Statistics, Plant Sciences Institute
Journal or Book Title

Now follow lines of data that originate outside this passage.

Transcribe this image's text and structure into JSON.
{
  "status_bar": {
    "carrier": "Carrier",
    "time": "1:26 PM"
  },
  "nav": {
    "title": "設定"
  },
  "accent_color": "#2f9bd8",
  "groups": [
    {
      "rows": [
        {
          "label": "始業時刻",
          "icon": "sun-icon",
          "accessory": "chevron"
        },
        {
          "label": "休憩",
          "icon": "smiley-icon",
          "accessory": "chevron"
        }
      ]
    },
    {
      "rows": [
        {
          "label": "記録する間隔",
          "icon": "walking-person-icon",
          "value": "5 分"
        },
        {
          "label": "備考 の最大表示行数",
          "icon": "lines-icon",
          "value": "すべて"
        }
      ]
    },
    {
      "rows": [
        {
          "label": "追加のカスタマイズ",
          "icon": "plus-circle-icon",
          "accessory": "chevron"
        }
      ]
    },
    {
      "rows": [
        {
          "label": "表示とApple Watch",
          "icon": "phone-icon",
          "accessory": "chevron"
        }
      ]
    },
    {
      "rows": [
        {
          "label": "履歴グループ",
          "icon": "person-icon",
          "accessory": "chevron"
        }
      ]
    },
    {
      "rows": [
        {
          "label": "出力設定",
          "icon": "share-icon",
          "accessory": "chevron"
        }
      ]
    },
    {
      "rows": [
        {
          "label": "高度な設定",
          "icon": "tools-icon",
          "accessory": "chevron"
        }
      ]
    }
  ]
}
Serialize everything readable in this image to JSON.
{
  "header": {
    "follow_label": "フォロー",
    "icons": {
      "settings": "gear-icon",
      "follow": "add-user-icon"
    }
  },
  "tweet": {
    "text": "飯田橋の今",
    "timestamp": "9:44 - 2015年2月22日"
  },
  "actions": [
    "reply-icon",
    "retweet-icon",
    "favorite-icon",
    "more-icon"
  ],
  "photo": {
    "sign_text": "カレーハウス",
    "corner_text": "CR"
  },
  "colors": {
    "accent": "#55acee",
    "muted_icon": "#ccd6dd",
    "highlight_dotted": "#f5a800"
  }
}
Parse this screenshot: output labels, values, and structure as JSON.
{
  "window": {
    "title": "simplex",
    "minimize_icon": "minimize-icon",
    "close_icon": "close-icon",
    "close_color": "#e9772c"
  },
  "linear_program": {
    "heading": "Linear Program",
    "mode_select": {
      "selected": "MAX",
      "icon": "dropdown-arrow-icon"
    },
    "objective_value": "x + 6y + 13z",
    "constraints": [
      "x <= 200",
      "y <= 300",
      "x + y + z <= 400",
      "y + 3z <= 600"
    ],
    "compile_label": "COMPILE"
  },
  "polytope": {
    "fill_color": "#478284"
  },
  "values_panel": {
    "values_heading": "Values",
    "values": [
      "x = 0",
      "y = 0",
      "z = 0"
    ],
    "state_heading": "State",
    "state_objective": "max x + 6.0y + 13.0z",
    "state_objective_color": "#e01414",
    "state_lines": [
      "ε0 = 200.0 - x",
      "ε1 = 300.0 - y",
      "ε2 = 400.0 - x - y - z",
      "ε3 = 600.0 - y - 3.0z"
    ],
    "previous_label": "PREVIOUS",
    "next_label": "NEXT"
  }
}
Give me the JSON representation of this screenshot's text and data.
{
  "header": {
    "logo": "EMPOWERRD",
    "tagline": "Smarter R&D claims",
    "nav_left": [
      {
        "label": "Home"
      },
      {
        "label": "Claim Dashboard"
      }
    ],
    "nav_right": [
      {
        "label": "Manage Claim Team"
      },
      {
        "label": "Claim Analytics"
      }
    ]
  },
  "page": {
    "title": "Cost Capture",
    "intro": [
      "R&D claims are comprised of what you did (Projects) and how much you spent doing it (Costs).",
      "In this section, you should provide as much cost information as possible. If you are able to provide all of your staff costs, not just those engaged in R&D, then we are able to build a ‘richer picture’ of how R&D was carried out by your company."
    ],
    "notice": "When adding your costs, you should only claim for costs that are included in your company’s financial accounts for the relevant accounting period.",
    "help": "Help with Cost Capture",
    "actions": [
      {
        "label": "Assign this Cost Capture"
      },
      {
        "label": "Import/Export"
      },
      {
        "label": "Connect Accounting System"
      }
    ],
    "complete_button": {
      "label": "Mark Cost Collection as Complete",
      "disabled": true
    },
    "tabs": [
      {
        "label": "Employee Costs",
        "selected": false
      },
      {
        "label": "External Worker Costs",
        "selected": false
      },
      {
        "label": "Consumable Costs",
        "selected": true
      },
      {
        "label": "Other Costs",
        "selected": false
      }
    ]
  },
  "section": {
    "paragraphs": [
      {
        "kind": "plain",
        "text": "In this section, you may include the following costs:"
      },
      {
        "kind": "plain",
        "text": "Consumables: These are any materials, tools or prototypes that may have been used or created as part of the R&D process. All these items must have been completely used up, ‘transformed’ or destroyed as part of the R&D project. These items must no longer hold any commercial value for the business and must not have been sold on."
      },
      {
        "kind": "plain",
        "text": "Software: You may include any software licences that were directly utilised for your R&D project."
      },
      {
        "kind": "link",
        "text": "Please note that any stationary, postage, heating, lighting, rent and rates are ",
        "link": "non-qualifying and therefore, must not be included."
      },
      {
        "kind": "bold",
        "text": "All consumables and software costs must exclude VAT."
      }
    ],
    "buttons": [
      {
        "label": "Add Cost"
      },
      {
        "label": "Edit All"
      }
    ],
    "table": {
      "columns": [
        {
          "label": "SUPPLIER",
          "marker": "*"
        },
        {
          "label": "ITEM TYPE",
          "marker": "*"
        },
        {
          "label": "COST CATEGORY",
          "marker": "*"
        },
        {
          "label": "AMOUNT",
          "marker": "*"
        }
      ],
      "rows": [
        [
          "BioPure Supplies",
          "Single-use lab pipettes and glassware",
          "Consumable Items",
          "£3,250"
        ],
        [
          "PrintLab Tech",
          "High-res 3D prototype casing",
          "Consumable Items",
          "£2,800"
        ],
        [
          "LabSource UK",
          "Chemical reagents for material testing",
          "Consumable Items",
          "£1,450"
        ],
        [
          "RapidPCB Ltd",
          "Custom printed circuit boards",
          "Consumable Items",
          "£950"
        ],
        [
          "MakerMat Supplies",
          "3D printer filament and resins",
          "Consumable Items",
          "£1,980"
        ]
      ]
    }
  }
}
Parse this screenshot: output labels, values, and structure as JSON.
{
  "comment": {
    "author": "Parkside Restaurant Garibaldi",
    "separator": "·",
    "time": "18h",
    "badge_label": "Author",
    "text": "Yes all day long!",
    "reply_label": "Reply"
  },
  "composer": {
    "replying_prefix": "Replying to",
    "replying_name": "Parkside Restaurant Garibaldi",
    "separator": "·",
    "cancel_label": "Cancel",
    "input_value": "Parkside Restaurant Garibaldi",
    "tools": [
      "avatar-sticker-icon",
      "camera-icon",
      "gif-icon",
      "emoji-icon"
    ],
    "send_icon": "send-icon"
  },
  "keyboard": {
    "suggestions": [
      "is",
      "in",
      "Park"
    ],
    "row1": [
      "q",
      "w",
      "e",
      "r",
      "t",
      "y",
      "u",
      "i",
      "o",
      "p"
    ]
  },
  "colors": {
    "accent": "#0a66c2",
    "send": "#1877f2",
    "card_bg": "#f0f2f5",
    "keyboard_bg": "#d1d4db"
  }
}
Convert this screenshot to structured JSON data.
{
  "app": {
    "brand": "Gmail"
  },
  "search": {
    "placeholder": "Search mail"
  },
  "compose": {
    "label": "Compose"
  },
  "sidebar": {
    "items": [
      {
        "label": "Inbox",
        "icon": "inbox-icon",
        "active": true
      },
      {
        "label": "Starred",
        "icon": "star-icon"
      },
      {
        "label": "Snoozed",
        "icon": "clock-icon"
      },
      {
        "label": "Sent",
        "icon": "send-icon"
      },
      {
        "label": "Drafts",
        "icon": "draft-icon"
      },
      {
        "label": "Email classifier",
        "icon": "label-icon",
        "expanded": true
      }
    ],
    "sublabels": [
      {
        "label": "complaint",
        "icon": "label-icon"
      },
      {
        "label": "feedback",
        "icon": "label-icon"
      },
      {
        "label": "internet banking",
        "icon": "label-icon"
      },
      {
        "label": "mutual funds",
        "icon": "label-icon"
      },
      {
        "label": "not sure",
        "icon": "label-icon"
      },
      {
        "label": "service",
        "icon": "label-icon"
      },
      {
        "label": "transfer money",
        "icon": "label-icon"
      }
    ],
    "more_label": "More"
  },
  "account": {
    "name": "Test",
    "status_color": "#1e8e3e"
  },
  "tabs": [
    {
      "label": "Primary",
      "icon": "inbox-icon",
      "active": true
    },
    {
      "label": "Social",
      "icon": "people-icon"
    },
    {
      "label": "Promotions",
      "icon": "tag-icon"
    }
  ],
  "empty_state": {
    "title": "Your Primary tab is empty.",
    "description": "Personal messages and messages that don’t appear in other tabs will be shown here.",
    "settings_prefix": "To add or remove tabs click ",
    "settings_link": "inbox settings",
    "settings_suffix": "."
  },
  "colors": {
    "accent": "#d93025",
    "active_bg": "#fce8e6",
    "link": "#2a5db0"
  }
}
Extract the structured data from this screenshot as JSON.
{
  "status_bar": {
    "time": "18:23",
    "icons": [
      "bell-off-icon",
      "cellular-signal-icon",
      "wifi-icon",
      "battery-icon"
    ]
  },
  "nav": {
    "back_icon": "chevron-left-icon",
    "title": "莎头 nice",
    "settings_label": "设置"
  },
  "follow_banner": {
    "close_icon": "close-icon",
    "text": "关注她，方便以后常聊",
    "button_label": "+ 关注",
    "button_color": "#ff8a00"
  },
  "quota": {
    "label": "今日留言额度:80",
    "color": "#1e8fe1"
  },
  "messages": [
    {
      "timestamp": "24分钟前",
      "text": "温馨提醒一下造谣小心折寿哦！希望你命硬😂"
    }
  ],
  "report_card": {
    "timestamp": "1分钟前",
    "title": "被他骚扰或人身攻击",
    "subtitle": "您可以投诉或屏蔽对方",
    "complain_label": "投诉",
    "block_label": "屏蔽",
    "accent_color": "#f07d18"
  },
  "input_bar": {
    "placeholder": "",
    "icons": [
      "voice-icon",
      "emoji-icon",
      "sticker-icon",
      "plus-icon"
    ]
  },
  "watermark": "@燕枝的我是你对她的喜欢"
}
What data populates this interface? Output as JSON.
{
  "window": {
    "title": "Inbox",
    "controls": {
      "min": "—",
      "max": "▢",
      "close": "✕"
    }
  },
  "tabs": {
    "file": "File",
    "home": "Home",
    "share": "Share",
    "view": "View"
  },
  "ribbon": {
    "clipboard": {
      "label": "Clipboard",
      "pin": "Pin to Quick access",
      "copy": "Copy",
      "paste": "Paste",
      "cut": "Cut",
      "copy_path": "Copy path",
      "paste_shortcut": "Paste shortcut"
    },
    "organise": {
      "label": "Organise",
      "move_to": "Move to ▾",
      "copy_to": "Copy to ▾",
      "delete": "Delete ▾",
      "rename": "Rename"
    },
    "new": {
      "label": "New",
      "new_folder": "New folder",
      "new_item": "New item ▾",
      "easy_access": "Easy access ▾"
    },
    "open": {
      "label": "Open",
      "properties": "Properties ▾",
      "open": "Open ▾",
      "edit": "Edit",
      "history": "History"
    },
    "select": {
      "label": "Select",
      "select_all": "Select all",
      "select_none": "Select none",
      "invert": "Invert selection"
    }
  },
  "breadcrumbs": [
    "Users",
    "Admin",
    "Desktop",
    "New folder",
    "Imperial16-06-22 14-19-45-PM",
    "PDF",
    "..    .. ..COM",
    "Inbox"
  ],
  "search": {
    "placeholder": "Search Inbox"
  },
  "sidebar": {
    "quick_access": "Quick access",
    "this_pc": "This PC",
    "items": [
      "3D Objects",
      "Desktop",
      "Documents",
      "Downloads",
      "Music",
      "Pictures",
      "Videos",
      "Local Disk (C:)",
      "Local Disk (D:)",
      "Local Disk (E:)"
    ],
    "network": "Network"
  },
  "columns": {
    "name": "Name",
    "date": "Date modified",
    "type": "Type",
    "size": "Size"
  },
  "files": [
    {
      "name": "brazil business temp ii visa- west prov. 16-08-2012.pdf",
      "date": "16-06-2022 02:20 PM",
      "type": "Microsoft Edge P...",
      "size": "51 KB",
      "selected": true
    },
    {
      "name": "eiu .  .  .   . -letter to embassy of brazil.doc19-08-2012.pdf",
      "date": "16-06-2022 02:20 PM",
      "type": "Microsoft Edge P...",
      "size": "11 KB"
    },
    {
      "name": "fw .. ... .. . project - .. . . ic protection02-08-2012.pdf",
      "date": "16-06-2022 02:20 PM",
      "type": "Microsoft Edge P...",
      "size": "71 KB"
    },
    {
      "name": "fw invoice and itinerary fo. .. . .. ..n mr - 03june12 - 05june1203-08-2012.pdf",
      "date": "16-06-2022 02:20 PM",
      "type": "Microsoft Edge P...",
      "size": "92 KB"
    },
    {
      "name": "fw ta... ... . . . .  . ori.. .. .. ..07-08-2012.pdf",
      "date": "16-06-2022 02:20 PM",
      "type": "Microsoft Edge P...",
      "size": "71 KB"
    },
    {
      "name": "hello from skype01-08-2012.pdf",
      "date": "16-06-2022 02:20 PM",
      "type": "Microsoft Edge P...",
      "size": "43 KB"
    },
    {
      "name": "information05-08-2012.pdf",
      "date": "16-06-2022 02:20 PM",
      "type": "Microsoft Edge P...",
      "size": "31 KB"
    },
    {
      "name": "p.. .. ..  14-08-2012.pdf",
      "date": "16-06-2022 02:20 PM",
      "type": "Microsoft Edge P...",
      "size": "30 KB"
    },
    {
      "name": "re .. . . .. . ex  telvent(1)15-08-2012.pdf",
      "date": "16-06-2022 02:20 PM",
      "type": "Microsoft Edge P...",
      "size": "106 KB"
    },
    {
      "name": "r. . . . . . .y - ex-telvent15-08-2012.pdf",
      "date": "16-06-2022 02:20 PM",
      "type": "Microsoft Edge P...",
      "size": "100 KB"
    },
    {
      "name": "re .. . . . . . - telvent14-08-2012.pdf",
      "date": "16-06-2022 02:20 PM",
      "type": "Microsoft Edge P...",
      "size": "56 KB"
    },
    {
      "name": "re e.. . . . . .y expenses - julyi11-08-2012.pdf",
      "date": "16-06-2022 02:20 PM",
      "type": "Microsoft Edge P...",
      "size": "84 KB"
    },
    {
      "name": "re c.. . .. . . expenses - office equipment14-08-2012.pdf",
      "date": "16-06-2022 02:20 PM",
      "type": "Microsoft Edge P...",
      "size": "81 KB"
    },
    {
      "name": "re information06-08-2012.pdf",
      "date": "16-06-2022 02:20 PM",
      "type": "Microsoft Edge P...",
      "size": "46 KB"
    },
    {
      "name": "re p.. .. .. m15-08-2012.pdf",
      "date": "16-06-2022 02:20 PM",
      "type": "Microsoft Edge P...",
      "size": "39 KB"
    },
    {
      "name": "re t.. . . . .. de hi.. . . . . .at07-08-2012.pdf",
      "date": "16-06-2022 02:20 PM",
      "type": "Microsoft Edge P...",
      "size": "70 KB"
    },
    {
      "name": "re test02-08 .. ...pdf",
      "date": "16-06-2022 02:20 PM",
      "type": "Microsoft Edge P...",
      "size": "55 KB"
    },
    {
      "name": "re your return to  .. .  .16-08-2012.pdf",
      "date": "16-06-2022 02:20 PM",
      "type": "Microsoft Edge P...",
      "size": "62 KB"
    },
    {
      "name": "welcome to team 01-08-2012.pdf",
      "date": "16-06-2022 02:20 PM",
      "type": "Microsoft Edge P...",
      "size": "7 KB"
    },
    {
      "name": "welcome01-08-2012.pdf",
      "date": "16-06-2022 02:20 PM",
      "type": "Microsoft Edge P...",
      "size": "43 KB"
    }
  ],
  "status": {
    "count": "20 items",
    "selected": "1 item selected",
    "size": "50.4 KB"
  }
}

Shoots can be regenerated from Arabidopsis (Arabidopsis thaliana) root explants in tissue culture through a two-step process requiring preincubation on an auxin-rich callus induction medium. Regenerating tissues can be directed along different developmental pathways leading to the formation of shoots, new roots, or callus by transferring to the appropriate organ induction medium. Using gene-profiling methods, we identified groups of genes that serve as molecular signatures of the different developmental processes, i.e. genes that were specifically up- or down-regulated on one developmental pathway, but not on others. One transcription factor gene that was up-regulated during early shoot development was RAP2.6L (At5g13330), a member of the ERF (ethylene response factor) subfamily B-4 of the ERF/APETALA2 transcription factor gene family. RAP2.6Lfunctions in shoot regeneration because T-DNA knockdown mutations in the gene reduced the efficiency of shoot formation in tissue culture, but not normal embryo or seedling development. RAP2.6L promoter:β-glucuronidase fusions demonstrated that the up-regulation of the gene during shoot regeneration was, at least in part, transcriptionally controlled. The promoter:β-glucuronidase fusions also demonstrated that RAP2.6L expression was localized to the shoot and emerging leaves, but expression declined in the leaf lamina as leaves expanded. T-DNA knockdown mutations in RAP2.6L reduced the expression of many genes that are normally up-regulated during shoot development including CUP-SHAPED COTYLEDON2 that is involved in shoot meristem specification. Thus, RAP2.6L appears to be part of a network involved in regulating the expression of many other genes in shoot regeneration.
American Society of Plant Biologists
Che, Ping; Lall, Sonia; Nettleton, Dan; and Howell, Stephen H., "Gene Expression Programs during Shoot, Root, and Callus Development in Arabidopsis Tissue Culture" (2006). Statistics Publications. 251.